Carlos Eire was born in Havana in 1950 and left his homeland in 1962, one of fourteen thousand unaccompanied children airlifted out of Cuba by Operation Pedro Pan. After living in a series of foster homes, he was reunited with his mother in Chicago in 1965. Eire earned his PhD at Yale University in 1979 and is now the T. Lawrason Riggs Professor of History and Religious Studies at Yale. He lives in Guilford, Connecticut, with his wife, Jane, and their three children.


"The history of a conversion, from skeptic to believer....The Cuban identity sticks throughout, for Eire spikes his text with Spanish, but a spiritual quest overrides nationality....At this point, he transcends the crowded field of the Cuban American memoir subgenre and, quite effectively, transcends."
--The Miami Herald
..".Irreverent, deeply affecting....rich with smile-inducing pop-culture references and childhood pleasures. Eire loves Marilyn Monroe; models his speech after Andy Griffith and the Beverly Hillbillies; and revels in swimming pools, matinees, the public library, Halloween and, at long last, the mythical snow he finally experiences in Illinois....above all, a story of resilience."

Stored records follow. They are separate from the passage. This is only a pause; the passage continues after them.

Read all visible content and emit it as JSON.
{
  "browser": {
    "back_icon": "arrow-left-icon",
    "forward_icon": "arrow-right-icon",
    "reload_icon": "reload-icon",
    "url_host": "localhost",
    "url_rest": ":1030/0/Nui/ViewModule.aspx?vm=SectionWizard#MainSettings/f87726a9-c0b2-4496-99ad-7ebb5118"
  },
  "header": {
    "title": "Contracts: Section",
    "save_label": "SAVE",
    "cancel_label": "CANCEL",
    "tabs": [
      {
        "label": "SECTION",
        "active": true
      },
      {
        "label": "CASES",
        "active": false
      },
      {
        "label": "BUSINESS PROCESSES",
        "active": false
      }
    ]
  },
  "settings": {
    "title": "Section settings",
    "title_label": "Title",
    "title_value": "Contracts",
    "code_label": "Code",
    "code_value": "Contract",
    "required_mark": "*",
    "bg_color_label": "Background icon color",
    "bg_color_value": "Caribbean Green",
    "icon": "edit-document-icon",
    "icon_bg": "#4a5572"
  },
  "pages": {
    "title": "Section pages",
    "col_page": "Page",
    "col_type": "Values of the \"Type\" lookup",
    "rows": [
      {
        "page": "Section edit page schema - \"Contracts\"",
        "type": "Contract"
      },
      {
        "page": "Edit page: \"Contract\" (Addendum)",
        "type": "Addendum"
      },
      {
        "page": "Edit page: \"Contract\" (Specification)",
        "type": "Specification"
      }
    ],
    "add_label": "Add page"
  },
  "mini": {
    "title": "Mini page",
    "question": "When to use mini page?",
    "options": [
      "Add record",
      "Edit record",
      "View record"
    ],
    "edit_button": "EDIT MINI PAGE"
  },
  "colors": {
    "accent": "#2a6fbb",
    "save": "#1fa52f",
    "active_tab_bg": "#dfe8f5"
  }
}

--The Seattle Times
"[Eire] writes with both levity and wisdom about the tension between Carlos the Cuban and Charles the American, describing his process of maturing as 'learning to die'--or, more prosaically, to let go of worldly attachments such as his childhood memories of life in Cuba. With each move, unrequited schoolyard crush or achievement in his adopted language, he sheds a former self. Eventually he embraces this continual reinvention as itself something distinctly American."

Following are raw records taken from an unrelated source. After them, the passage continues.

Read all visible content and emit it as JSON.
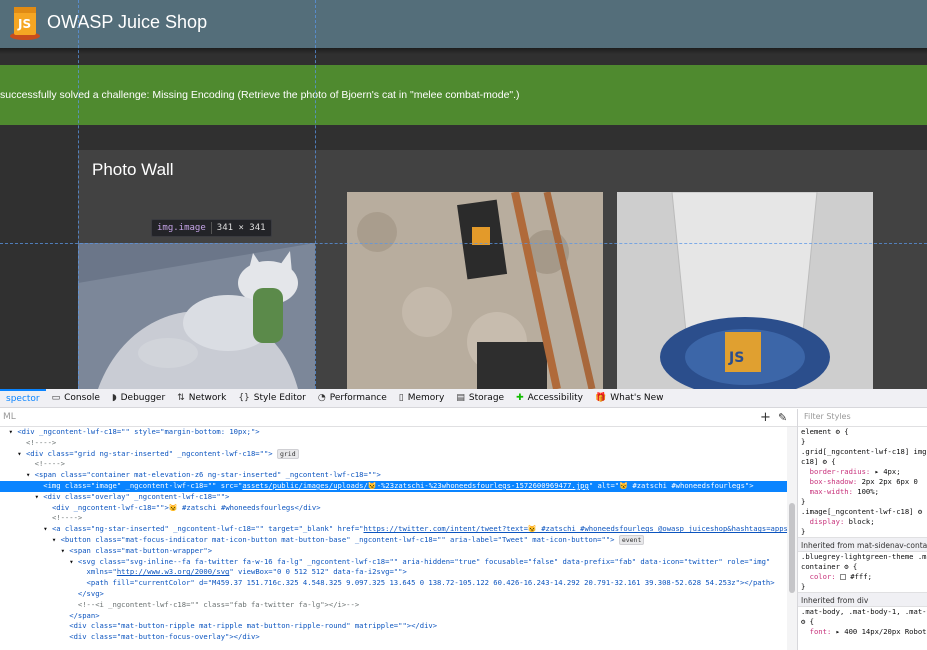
{
  "app": {
    "title": "OWASP Juice Shop",
    "banner": "successfully solved a challenge: Missing Encoding (Retrieve the photo of Bjoern's cat in \"melee combat-mode\".)",
    "card_title": "Photo Wall",
    "tooltip": {
      "tag": "img.image",
      "dims": "341 × 341"
    },
    "colors": {
      "toolbar": "#546e7a",
      "banner": "#4f8a2f",
      "card": "#424242",
      "background": "#303030"
    }
  },
  "devtools": {
    "tabs": [
      {
        "label": "spector",
        "icon": "inspector-icon"
      },
      {
        "label": "Console",
        "icon": "console-icon"
      },
      {
        "label": "Debugger",
        "icon": "debugger-icon"
      },
      {
        "label": "Network",
        "icon": "network-icon"
      },
      {
        "label": "Style Editor",
        "icon": "style-editor-icon"
      },
      {
        "label": "Performance",
        "icon": "performance-icon"
      },
      {
        "label": "Memory",
        "icon": "memory-icon"
      },
      {
        "label": "Storage",
        "icon": "storage-icon"
      },
      {
        "label": "Accessibility",
        "icon": "accessibility-icon"
      },
      {
        "label": "What's New",
        "icon": "whats-new-icon"
      }
    ],
    "search_label": "ML",
    "rules_filter_placeholder": "Filter Styles",
    "dom": {
      "l0": "<div _ngcontent-lwf-c18=\"\" style=\"margin-bottom: 10px;\">",
      "l1": "<!---->",
      "l2": "<div class=\"grid ng-star-inserted\" _ngcontent-lwf-c18=\"\">",
      "l2_badge": "grid",
      "l3": "<!---->",
      "l4": "<span class=\"container mat-elevation-z6 ng-star-inserted\" _ngcontent-lwf-c18=\"\">",
      "l5a": "<img class=\"image\" _ngcontent-lwf-c18=\"\" src=\"",
      "l5b": "assets/public/images/uploads/😼-%23zatschi-%23whoneedsfourlegs-1572600969477.jpg",
      "l5c": "\" alt=\"😼 #zatschi #whoneedsfourlegs\">",
      "l6": "<div class=\"overlay\" _ngcontent-lwf-c18=\"\">",
      "l7": "<div _ngcontent-lwf-c18=\"\">😼 #zatschi #whoneedsfourlegs</div>",
      "l8": "<!---->",
      "l9a": "<a class=\"ng-star-inserted\" _ngcontent-lwf-c18=\"\" target=\"_blank\" href=\"",
      "l9b": "https://twitter.com/intent/tweet?text=😼 #zatschi #whoneedsfourlegs @owasp_juiceshop&hashtags=appsec",
      "l9c": "\">",
      "l10": "<button class=\"mat-focus-indicator mat-icon-button mat-button-base\" _ngcontent-lwf-c18=\"\" aria-label=\"Tweet\" mat-icon-button=\"\">",
      "l10_badge": "event",
      "l11": "<span class=\"mat-button-wrapper\">",
      "l12": "<svg class=\"svg-inline--fa fa-twitter fa-w-16 fa-lg\" _ngcontent-lwf-c18=\"\" aria-hidden=\"true\" focusable=\"false\" data-prefix=\"fab\" data-icon=\"twitter\" role=\"img\"",
      "l13a": "xmlns=\"",
      "l13b": "http://www.w3.org/2000/svg",
      "l13c": "\" viewBox=\"0 0 512 512\" data-fa-i2svg=\"\">",
      "l14": "<path fill=\"currentColor\" d=\"M459.37 151.716c.325 4.548.325 9.097.325 13.645 0 138.72-105.122 60.426-16.243-14.292 20.791-32.161 39.308-52.628 54.253z\"></path>",
      "l15": "</svg>",
      "l16": "<!--<i _ngcontent-lwf-c18=\"\" class=\"fab fa-twitter fa-lg\"></i>-->",
      "l17": "</span>",
      "l18": "<div class=\"mat-button-ripple mat-ripple mat-button-ripple-round\" matripple=\"\"></div>",
      "l19": "<div class=\"mat-button-focus-overlay\"></div>"
    },
    "rules": {
      "r0": "element ⚙ {",
      "r1": "}",
      "r2": ".grid[_ngcontent-lwf-c18] img[_",
      "r3": "c18] ⚙ {",
      "r4_prop": "border-radius:",
      "r4_val": " ▸ 4px;",
      "r5_prop": "box-shadow:",
      "r5_val": " 2px 2px 6px 0",
      "r6_prop": "max-width:",
      "r6_val": " 100%;",
      "r7": "}",
      "r8": ".image[_ngcontent-lwf-c18] ⚙",
      "r9_prop": "display:",
      "r9_val": " block;",
      "r10": "}",
      "head1": "Inherited from mat-sidenav-contai",
      "r11": ".bluegrey-lightgreen-theme .ma",
      "r12": "container ⚙ {",
      "r13_prop": "color:",
      "r13_val": " #fff;",
      "r14": "}",
      "head2": "Inherited from div",
      "r15": ".mat-body, .mat-body-1, .mat-ty",
      "r16": "⚙ {",
      "r17_prop": "font:",
      "r17_val": " ▸ 400 14px/20px Roboto"
    }
  }
}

--The Wall Street Journal
"[A] vivid, affecting memoir of survival and coming of age....An engrossing Cuban-American story that will leave readers wanting more."

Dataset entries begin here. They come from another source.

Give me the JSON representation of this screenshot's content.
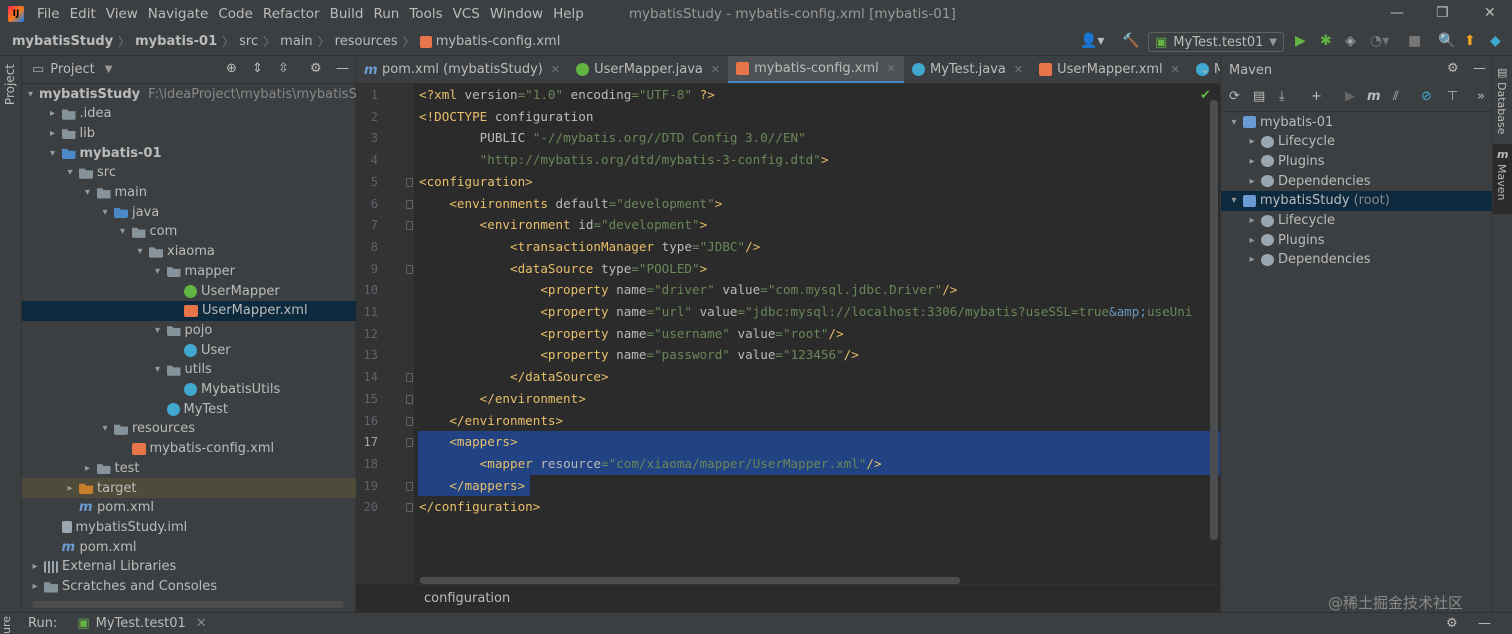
{
  "menu": [
    "File",
    "Edit",
    "View",
    "Navigate",
    "Code",
    "Refactor",
    "Build",
    "Run",
    "Tools",
    "VCS",
    "Window",
    "Help"
  ],
  "window_title": "mybatisStudy - mybatis-config.xml [mybatis-01]",
  "breadcrumb": [
    "mybatisStudy",
    "mybatis-01",
    "src",
    "main",
    "resources",
    "mybatis-config.xml"
  ],
  "run_config": "MyTest.test01",
  "project_panel": {
    "title": "Project",
    "tree": [
      {
        "label": "mybatisStudy",
        "path": "F:\\ideaProject\\mybatis\\mybatisStud",
        "icon": "module-icon",
        "level": 0,
        "arrow": "▾",
        "bold": true
      },
      {
        "label": ".idea",
        "icon": "folder-icon",
        "level": 1,
        "arrow": "▸"
      },
      {
        "label": "lib",
        "icon": "folder-icon",
        "level": 1,
        "arrow": "▸"
      },
      {
        "label": "mybatis-01",
        "icon": "module-icon",
        "level": 1,
        "arrow": "▾",
        "bold": true
      },
      {
        "label": "src",
        "icon": "folder-icon",
        "level": 2,
        "arrow": "▾"
      },
      {
        "label": "main",
        "icon": "folder-icon",
        "level": 3,
        "arrow": "▾"
      },
      {
        "label": "java",
        "icon": "source-folder-icon",
        "level": 4,
        "arrow": "▾"
      },
      {
        "label": "com",
        "icon": "package-icon",
        "level": 5,
        "arrow": "▾"
      },
      {
        "label": "xiaoma",
        "icon": "package-icon",
        "level": 6,
        "arrow": "▾"
      },
      {
        "label": "mapper",
        "icon": "package-icon",
        "level": 7,
        "arrow": "▾"
      },
      {
        "label": "UserMapper",
        "icon": "interface-icon",
        "level": 8,
        "arrow": ""
      },
      {
        "label": "UserMapper.xml",
        "icon": "xml-file-icon",
        "level": 8,
        "arrow": "",
        "selected": true
      },
      {
        "label": "pojo",
        "icon": "package-icon",
        "level": 7,
        "arrow": "▾"
      },
      {
        "label": "User",
        "icon": "class-icon",
        "level": 8,
        "arrow": ""
      },
      {
        "label": "utils",
        "icon": "package-icon",
        "level": 7,
        "arrow": "▾"
      },
      {
        "label": "MybatisUtils",
        "icon": "class-icon",
        "level": 8,
        "arrow": ""
      },
      {
        "label": "MyTest",
        "icon": "class-icon",
        "level": 7,
        "arrow": ""
      },
      {
        "label": "resources",
        "icon": "resources-folder-icon",
        "level": 4,
        "arrow": "▾"
      },
      {
        "label": "mybatis-config.xml",
        "icon": "xml-file-icon",
        "level": 5,
        "arrow": ""
      },
      {
        "label": "test",
        "icon": "folder-icon",
        "level": 3,
        "arrow": "▸"
      },
      {
        "label": "target",
        "icon": "excluded-folder-icon",
        "level": 2,
        "arrow": "▸",
        "excluded": true
      },
      {
        "label": "pom.xml",
        "icon": "maven-icon",
        "level": 2,
        "arrow": ""
      },
      {
        "label": "mybatisStudy.iml",
        "icon": "iml-file-icon",
        "level": 1,
        "arrow": ""
      },
      {
        "label": "pom.xml",
        "icon": "maven-icon",
        "level": 1,
        "arrow": ""
      },
      {
        "label": "External Libraries",
        "icon": "library-icon",
        "level": 0,
        "arrow": "▸"
      },
      {
        "label": "Scratches and Consoles",
        "icon": "scratches-icon",
        "level": 0,
        "arrow": "▸"
      }
    ]
  },
  "tabs": [
    {
      "label": "pom.xml (mybatisStudy)",
      "icon": "maven-icon",
      "color": "#6b9bd2"
    },
    {
      "label": "UserMapper.java",
      "icon": "interface-icon",
      "color": "#62b543"
    },
    {
      "label": "mybatis-config.xml",
      "icon": "xml-file-icon",
      "color": "#e8754a",
      "active": true
    },
    {
      "label": "MyTest.java",
      "icon": "class-icon",
      "color": "#40a8cf"
    },
    {
      "label": "UserMapper.xml",
      "icon": "xml-file-icon",
      "color": "#e8754a"
    },
    {
      "label": "MybatisU",
      "icon": "class-icon",
      "color": "#40a8cf"
    }
  ],
  "code_lines": [
    [
      [
        "t-tag",
        "<?xml "
      ],
      [
        "t-attr",
        "version"
      ],
      [
        "t-val",
        "=\"1.0\" "
      ],
      [
        "t-attr",
        "encoding"
      ],
      [
        "t-val",
        "=\"UTF-8\""
      ],
      [
        "t-tag",
        " ?>"
      ]
    ],
    [
      [
        "t-tag",
        "<!DOCTYPE "
      ],
      [
        "t-attr",
        "configuration"
      ]
    ],
    [
      [
        "t-attr",
        "        PUBLIC "
      ],
      [
        "t-val",
        "\"-//mybatis.org//DTD Config 3.0//EN\""
      ]
    ],
    [
      [
        "t-val",
        "        \"http://mybatis.org/dtd/mybatis-3-config.dtd\""
      ],
      [
        "t-tag",
        ">"
      ]
    ],
    [
      [
        "t-tag",
        "<configuration>"
      ]
    ],
    [
      [
        "t-tag",
        "    <environments "
      ],
      [
        "t-attr",
        "default"
      ],
      [
        "t-val",
        "=\"development\""
      ],
      [
        "t-tag",
        ">"
      ]
    ],
    [
      [
        "t-tag",
        "        <environment "
      ],
      [
        "t-attr",
        "id"
      ],
      [
        "t-val",
        "=\"development\""
      ],
      [
        "t-tag",
        ">"
      ]
    ],
    [
      [
        "t-tag",
        "            <transactionManager "
      ],
      [
        "t-attr",
        "type"
      ],
      [
        "t-val",
        "=\"JDBC\""
      ],
      [
        "t-tag",
        "/>"
      ]
    ],
    [
      [
        "t-tag",
        "            <dataSource "
      ],
      [
        "t-attr",
        "type"
      ],
      [
        "t-val",
        "=\"POOLED\""
      ],
      [
        "t-tag",
        ">"
      ]
    ],
    [
      [
        "t-tag",
        "                <property "
      ],
      [
        "t-attr",
        "name"
      ],
      [
        "t-val",
        "=\"driver\" "
      ],
      [
        "t-attr",
        "value"
      ],
      [
        "t-val",
        "=\"com.mysql.jdbc.Driver\""
      ],
      [
        "t-tag",
        "/>"
      ]
    ],
    [
      [
        "t-tag",
        "                <property "
      ],
      [
        "t-attr",
        "name"
      ],
      [
        "t-val",
        "=\"url\" "
      ],
      [
        "t-attr",
        "value"
      ],
      [
        "t-val",
        "=\"jdbc:mysql://localhost:3306/mybatis?useSSL=true"
      ],
      [
        "t-ent",
        "&amp;"
      ],
      [
        "t-val",
        "useUni"
      ]
    ],
    [
      [
        "t-tag",
        "                <property "
      ],
      [
        "t-attr",
        "name"
      ],
      [
        "t-val",
        "=\"username\" "
      ],
      [
        "t-attr",
        "value"
      ],
      [
        "t-val",
        "=\"root\""
      ],
      [
        "t-tag",
        "/>"
      ]
    ],
    [
      [
        "t-tag",
        "                <property "
      ],
      [
        "t-attr",
        "name"
      ],
      [
        "t-val",
        "=\"password\" "
      ],
      [
        "t-attr",
        "value"
      ],
      [
        "t-val",
        "=\"123456\""
      ],
      [
        "t-tag",
        "/>"
      ]
    ],
    [
      [
        "t-tag",
        "            </dataSource>"
      ]
    ],
    [
      [
        "t-tag",
        "        </environment>"
      ]
    ],
    [
      [
        "t-tag",
        "    </environments>"
      ]
    ],
    [
      [
        "t-tag",
        "    <mappers>"
      ]
    ],
    [
      [
        "t-tag",
        "        <mapper "
      ],
      [
        "t-attr",
        "resource"
      ],
      [
        "t-val",
        "=\"com/xiaoma/mapper/UserMapper.xml\""
      ],
      [
        "t-tag",
        "/>"
      ]
    ],
    [
      [
        "t-tag",
        "    </mappers>"
      ]
    ],
    [
      [
        "t-tag",
        "</configuration>"
      ]
    ]
  ],
  "selected_lines": [
    17,
    18,
    19
  ],
  "current_line": 17,
  "editor_breadcrumb": "configuration",
  "maven": {
    "title": "Maven",
    "tree": [
      {
        "label": "mybatis-01",
        "level": 0,
        "arrow": "▾",
        "icon": "maven-module-icon"
      },
      {
        "label": "Lifecycle",
        "level": 1,
        "arrow": "▸",
        "icon": "lifecycle-icon"
      },
      {
        "label": "Plugins",
        "level": 1,
        "arrow": "▸",
        "icon": "plugins-icon"
      },
      {
        "label": "Dependencies",
        "level": 1,
        "arrow": "▸",
        "icon": "dependencies-icon"
      },
      {
        "label": "mybatisStudy",
        "suffix": "(root)",
        "level": 0,
        "arrow": "▾",
        "icon": "maven-module-icon",
        "selected": true
      },
      {
        "label": "Lifecycle",
        "level": 1,
        "arrow": "▸",
        "icon": "lifecycle-icon"
      },
      {
        "label": "Plugins",
        "level": 1,
        "arrow": "▸",
        "icon": "plugins-icon"
      },
      {
        "label": "Dependencies",
        "level": 1,
        "arrow": "▸",
        "icon": "dependencies-icon"
      }
    ]
  },
  "right_strip": [
    "Database",
    "Maven"
  ],
  "left_strip": "Project",
  "bottom": {
    "run_label": "Run:",
    "run_target": "MyTest.test01",
    "side_label": "ure"
  },
  "watermark": "@稀土掘金技术社区"
}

--Kirkus Reviews
"Eire is a tremendously likable narrator, honest about the limitations of memory, always wearing his heart on his sleeve....those who remember the exuberant kid from Waiting for Snow in Havana...will be moved by the man he becomes."
--The New York Times Book Review